SIX former pubs in Limerick are to be turned into 17 new homes under a scheme aimed at boosting housing stock and reducing the number of vacant commercial properties throughout the country.
Figures from the Department of Housing show 53 pubs have applied for the exemption scheme and they are expected to provide 169 new housing units.
The scheme, which was introduced last year, allows for the conversion of unused commercial properties into living quarters without planning permission.
The pub owners that have applied for the scheme are spread across 24 local authority areas with Mayo having the biggest take-up with 12 individual properties.

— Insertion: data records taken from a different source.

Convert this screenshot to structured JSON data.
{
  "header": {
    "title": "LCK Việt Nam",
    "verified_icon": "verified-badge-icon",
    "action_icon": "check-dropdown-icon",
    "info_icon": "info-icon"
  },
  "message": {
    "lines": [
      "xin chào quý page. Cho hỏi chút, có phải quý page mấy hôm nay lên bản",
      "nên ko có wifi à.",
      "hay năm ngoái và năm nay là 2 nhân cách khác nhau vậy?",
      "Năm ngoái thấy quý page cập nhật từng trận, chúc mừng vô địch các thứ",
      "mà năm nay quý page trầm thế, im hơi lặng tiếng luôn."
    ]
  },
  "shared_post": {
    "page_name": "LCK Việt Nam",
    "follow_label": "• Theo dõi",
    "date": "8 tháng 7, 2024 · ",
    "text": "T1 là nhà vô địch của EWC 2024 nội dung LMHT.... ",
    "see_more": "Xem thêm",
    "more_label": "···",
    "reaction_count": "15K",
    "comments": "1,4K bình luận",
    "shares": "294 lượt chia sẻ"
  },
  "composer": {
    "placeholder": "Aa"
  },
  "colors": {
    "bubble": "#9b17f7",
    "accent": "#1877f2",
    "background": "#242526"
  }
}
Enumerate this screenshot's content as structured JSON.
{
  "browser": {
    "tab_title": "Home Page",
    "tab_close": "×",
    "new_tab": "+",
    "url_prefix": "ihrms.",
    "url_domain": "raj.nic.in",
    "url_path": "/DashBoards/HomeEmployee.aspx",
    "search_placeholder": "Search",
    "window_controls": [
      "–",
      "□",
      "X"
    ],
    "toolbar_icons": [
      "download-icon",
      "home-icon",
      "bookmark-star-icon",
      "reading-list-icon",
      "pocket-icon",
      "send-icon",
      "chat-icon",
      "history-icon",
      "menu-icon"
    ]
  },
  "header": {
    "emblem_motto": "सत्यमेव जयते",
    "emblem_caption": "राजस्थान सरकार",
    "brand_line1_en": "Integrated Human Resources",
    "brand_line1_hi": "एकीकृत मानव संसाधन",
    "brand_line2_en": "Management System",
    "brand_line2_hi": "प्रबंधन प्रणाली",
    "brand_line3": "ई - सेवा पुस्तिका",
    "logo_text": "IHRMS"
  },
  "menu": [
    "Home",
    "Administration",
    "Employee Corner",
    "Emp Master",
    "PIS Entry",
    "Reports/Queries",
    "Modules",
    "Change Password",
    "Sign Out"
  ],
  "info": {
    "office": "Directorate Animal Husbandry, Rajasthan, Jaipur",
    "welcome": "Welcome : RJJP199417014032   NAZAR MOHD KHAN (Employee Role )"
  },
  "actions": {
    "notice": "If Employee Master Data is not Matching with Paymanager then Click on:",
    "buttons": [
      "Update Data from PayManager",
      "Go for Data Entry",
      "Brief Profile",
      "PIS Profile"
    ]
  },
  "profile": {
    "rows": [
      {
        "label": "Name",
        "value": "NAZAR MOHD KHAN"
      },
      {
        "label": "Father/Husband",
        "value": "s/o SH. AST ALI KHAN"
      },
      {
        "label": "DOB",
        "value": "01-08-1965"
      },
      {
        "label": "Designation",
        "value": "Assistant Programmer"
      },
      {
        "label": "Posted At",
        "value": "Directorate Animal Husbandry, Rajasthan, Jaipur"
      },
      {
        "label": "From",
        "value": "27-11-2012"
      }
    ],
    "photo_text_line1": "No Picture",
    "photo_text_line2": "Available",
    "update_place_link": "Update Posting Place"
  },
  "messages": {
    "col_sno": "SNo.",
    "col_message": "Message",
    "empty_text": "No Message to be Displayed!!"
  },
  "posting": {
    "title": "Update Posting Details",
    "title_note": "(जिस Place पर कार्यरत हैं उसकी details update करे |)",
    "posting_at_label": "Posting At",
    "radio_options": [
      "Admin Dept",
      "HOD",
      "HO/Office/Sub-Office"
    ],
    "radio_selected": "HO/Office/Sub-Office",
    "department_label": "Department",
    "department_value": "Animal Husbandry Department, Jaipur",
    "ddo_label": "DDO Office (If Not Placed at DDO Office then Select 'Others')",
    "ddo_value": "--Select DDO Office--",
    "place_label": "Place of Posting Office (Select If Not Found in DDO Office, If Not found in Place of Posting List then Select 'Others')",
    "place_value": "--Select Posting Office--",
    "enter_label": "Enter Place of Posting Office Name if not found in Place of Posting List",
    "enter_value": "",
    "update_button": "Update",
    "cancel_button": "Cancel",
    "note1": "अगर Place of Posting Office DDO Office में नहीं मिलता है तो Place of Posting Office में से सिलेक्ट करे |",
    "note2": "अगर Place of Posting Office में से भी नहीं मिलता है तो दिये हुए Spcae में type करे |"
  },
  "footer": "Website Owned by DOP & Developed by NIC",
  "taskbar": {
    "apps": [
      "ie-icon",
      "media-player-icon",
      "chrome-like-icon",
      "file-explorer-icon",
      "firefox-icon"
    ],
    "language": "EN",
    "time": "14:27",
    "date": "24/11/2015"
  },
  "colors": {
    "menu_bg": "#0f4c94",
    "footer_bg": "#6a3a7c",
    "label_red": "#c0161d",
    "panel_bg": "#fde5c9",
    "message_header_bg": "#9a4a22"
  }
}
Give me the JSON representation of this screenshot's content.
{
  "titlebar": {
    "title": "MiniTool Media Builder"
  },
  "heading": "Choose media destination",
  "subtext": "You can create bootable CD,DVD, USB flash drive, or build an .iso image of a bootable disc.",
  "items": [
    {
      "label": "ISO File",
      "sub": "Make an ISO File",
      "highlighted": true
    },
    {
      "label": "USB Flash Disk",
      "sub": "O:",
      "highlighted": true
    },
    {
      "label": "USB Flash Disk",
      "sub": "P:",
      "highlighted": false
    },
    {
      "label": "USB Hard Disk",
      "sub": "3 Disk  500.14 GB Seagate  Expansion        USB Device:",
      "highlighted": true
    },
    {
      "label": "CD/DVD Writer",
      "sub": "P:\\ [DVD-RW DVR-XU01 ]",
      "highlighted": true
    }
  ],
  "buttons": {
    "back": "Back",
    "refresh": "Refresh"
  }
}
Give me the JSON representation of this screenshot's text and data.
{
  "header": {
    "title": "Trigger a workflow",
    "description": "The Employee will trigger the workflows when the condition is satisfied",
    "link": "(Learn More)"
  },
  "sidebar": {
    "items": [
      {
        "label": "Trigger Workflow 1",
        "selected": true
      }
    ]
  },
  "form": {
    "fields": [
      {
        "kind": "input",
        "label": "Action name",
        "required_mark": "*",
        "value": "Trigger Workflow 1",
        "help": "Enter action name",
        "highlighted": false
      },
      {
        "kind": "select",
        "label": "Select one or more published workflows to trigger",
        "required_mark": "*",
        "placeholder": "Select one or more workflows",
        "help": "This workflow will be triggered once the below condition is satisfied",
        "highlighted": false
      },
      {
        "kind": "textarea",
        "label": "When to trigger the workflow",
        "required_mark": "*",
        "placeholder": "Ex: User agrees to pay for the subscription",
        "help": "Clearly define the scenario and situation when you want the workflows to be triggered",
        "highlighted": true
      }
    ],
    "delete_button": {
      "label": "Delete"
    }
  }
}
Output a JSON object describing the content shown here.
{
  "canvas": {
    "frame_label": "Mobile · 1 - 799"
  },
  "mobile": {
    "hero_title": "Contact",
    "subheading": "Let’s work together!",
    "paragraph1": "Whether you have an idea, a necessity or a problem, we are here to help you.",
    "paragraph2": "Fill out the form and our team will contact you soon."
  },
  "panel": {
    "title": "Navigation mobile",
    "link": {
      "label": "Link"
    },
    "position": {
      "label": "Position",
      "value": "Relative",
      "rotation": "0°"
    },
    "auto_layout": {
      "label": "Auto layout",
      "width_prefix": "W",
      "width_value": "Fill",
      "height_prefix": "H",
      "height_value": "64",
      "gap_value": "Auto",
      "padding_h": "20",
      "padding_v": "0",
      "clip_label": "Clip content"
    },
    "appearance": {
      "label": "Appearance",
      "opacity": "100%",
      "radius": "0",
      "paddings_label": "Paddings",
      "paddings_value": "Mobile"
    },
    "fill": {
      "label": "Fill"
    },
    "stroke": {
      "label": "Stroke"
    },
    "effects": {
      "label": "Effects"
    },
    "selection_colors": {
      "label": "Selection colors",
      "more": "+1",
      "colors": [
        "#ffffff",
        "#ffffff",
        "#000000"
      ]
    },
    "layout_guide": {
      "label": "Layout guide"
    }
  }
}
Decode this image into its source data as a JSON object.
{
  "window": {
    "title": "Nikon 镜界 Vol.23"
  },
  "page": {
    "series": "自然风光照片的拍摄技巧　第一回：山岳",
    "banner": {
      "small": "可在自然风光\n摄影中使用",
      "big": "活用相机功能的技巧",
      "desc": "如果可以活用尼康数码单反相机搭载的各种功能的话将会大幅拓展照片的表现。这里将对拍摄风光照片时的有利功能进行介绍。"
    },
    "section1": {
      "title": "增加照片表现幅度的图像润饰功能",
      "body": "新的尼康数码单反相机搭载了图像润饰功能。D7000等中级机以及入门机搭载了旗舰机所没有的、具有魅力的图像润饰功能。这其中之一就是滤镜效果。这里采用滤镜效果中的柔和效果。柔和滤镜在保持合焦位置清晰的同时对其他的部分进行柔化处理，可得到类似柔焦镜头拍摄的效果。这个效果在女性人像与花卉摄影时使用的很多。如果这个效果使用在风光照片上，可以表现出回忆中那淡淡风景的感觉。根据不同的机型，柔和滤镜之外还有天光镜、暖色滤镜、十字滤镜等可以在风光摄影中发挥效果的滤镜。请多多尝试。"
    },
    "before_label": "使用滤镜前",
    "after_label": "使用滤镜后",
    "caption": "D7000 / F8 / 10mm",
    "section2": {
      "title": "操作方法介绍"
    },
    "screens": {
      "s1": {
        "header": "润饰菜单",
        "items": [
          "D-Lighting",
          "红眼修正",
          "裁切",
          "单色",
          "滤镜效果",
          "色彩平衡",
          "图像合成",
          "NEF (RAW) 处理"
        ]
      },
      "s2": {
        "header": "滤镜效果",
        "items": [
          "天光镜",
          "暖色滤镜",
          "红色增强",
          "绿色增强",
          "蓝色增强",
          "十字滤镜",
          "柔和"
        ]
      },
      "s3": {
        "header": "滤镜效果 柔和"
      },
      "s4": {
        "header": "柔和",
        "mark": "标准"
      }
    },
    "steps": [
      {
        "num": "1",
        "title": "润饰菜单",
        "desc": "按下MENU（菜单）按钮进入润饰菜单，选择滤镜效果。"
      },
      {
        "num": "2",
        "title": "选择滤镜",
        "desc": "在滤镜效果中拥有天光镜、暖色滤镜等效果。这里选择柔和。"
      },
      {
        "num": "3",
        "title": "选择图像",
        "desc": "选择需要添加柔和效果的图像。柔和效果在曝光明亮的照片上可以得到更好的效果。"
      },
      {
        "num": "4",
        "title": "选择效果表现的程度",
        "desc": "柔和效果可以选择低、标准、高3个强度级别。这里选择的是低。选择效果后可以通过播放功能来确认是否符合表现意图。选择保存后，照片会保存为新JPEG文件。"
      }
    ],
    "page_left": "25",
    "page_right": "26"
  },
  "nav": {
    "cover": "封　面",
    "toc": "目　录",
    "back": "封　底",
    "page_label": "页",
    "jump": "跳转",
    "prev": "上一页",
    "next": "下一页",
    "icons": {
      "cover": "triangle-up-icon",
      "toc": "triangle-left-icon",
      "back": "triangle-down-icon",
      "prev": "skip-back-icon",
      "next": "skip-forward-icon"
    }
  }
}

Limerick comes next with six, followed by Kerry, Offaly and Donegal with three each.
Research published last year by the Drinks Industry Group showed that 1,829 licences premises closed between 2005 and 2021, with most counties losing more than ten per cent of its pubs.
However, while the pubs are going out of business, their visual role in Irish streetscapes is not necessarily under threat.
Launching the scheme last February, Housing Minister Darragh O’Brien emphasised that the exteriors of the buildings could not be altered.
“There is no fear that residents might have about there being major changes to the footprint of these areas,” he said.
Local authorities have been advised to put appropriate monitoring and inspection arrangements in place to ensure compliance. The exemption is limited to nine home units per premises and the pubs must have been closed for business for at least two years.
The pub conversions are an extension of the pre-existing Planning and Development Regulations and will remain in place until 2025. They also cover “above shop” renovations in commercial premises which have been open to applications since 2018.
Meanwhile, Limerick Fine Gael TD and Minister of State Kieran O’Donnell said that since 2018, Limerick City and County Council has received 75 notifications of intention to build a total of 151 homes from people planning to convert vacant commercial premises into housing units.
“Extra homes are being provided in Limerick as a result of these regulations that make it easier to convert certain vacant commercial premises, including vacant spaces over ground-floor premises, into housing. Crucially, these regulations also encourage town centre renewal, which is a Government priority,” he explained.
“I urge anyone interested in buying, selling or leasing a vacant property that could be a home to contact Limerick City and County Council’s Vacant Homes Officer or log on to gov.ie/vacancy